START Material provided

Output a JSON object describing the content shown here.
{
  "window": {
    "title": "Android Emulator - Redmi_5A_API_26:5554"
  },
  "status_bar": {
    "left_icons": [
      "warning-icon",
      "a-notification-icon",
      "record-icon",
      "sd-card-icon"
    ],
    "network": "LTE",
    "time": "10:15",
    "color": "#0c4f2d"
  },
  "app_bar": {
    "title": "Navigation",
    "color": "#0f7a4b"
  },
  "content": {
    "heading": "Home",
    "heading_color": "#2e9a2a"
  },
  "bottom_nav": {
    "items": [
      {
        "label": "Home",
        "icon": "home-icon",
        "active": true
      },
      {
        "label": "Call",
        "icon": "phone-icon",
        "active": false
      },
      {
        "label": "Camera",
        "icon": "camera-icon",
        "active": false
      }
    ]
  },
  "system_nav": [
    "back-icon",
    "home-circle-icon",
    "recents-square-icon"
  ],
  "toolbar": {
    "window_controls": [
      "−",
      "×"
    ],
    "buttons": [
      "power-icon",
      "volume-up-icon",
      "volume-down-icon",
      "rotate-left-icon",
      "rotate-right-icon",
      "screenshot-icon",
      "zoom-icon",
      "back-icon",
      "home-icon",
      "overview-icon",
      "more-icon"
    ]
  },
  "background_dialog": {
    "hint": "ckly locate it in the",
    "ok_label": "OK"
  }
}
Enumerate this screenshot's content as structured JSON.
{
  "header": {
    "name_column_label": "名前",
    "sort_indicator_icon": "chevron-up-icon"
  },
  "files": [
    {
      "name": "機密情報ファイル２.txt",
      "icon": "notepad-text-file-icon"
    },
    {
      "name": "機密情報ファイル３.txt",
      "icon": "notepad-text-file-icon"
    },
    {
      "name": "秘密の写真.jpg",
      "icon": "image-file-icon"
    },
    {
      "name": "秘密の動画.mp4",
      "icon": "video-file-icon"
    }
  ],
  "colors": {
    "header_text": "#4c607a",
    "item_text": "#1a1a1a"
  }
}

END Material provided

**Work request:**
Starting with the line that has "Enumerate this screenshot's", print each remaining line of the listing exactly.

**Your solution:**
Enumerate this screenshot's content as structured JSON.
{
  "header": {
    "name_column_label": "名前",
    "sort_indicator_icon": "chevron-up-icon"
  },
  "files": [
    {
      "name": "機密情報ファイル２.txt",
      "icon": "notepad-text-file-icon"
    },
    {
      "name": "機密情報ファイル３.txt",
      "icon": "notepad-text-file-icon"
    },
    {
      "name": "秘密の写真.jpg",
      "icon": "image-file-icon"
    },
    {
      "name": "秘密の動画.mp4",
      "icon": "video-file-icon"
    }
  ],
  "colors": {
    "header_text": "#4c607a",
    "item_text": "#1a1a1a"
  }
}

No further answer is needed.